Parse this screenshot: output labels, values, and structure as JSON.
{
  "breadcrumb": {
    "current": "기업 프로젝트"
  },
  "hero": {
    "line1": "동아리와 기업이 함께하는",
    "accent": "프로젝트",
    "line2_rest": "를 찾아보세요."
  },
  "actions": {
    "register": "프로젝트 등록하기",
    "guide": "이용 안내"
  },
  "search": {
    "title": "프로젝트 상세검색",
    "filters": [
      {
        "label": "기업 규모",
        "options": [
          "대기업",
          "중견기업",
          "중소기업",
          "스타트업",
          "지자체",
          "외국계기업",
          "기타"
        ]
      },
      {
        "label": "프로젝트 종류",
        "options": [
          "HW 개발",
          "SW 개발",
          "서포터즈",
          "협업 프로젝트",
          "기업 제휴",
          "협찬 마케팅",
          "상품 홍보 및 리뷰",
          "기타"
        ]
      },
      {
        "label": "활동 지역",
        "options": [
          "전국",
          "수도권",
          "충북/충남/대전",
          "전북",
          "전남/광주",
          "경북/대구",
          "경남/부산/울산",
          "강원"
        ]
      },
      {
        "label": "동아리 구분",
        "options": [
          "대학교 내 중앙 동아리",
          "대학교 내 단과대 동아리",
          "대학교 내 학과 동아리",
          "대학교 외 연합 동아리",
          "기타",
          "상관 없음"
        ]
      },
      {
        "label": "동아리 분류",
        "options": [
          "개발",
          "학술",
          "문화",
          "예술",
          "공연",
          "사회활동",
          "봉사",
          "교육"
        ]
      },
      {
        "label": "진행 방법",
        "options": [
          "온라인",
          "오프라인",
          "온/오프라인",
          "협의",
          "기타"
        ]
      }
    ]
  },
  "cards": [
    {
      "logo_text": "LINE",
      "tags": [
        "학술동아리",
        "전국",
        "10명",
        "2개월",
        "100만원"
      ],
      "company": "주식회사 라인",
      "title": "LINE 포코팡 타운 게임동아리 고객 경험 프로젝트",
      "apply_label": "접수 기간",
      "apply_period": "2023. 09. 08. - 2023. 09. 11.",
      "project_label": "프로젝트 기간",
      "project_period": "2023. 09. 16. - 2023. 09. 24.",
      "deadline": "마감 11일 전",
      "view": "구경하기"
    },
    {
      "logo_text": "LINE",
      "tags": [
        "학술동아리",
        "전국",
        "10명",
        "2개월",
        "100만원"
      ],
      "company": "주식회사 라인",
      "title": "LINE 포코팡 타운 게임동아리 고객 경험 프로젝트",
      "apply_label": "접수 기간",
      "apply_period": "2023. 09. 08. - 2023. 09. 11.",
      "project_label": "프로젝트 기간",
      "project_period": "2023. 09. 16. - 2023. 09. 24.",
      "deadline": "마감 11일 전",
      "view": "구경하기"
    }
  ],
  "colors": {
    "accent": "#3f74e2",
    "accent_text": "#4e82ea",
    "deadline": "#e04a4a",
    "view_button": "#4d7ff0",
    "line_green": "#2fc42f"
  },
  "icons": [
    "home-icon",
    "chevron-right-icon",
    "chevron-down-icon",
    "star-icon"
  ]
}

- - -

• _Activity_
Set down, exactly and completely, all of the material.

• _Answer to this task_
Parse this screenshot: output labels, values, and structure as JSON.
{
  "breadcrumb": {
    "current": "기업 프로젝트"
  },
  "hero": {
    "line1": "동아리와 기업이 함께하는",
    "accent": "프로젝트",
    "line2_rest": "를 찾아보세요."
  },
  "actions": {
    "register": "프로젝트 등록하기",
    "guide": "이용 안내"
  },
  "search": {
    "title": "프로젝트 상세검색",
    "filters": [
      {
        "label": "기업 규모",
        "options": [
          "대기업",
          "중견기업",
          "중소기업",
          "스타트업",
          "지자체",
          "외국계기업",
          "기타"
        ]
      },
      {
        "label": "프로젝트 종류",
        "options": [
          "HW 개발",
          "SW 개발",
          "서포터즈",
          "협업 프로젝트",
          "기업 제휴",
          "협찬 마케팅",
          "상품 홍보 및 리뷰",
          "기타"
        ]
      },
      {
        "label": "활동 지역",
        "options": [
          "전국",
          "수도권",
          "충북/충남/대전",
          "전북",
          "전남/광주",
          "경북/대구",
          "경남/부산/울산",
          "강원"
        ]
      },
      {
        "label": "동아리 구분",
        "options": [
          "대학교 내 중앙 동아리",
          "대학교 내 단과대 동아리",
          "대학교 내 학과 동아리",
          "대학교 외 연합 동아리",
          "기타",
          "상관 없음"
        ]
      },
      {
        "label": "동아리 분류",
        "options": [
          "개발",
          "학술",
          "문화",
          "예술",
          "공연",
          "사회활동",
          "봉사",
          "교육"
        ]
      },
      {
        "label": "진행 방법",
        "options": [
          "온라인",
          "오프라인",
          "온/오프라인",
          "협의",
          "기타"
        ]
      }
    ]
  },
  "cards": [
    {
      "logo_text": "LINE",
      "tags": [
        "학술동아리",
        "전국",
        "10명",
        "2개월",
        "100만원"
      ],
      "company": "주식회사 라인",
      "title": "LINE 포코팡 타운 게임동아리 고객 경험 프로젝트",
      "apply_label": "접수 기간",
      "apply_period": "2023. 09. 08. - 2023. 09. 11.",
      "project_label": "프로젝트 기간",
      "project_period": "2023. 09. 16. - 2023. 09. 24.",
      "deadline": "마감 11일 전",
      "view": "구경하기"
    },
    {
      "logo_text": "LINE",
      "tags": [
        "학술동아리",
        "전국",
        "10명",
        "2개월",
        "100만원"
      ],
      "company": "주식회사 라인",
      "title": "LINE 포코팡 타운 게임동아리 고객 경험 프로젝트",
      "apply_label": "접수 기간",
      "apply_period": "2023. 09. 08. - 2023. 09. 11.",
      "project_label": "프로젝트 기간",
      "project_period": "2023. 09. 16. - 2023. 09. 24.",
      "deadline": "마감 11일 전",
      "view": "구경하기"
    }
  ],
  "colors": {
    "accent": "#3f74e2",
    "accent_text": "#4e82ea",
    "deadline": "#e04a4a",
    "view_button": "#4d7ff0",
    "line_green": "#2fc42f"
  },
  "icons": [
    "home-icon",
    "chevron-right-icon",
    "chevron-down-icon",
    "star-icon"
  ]
}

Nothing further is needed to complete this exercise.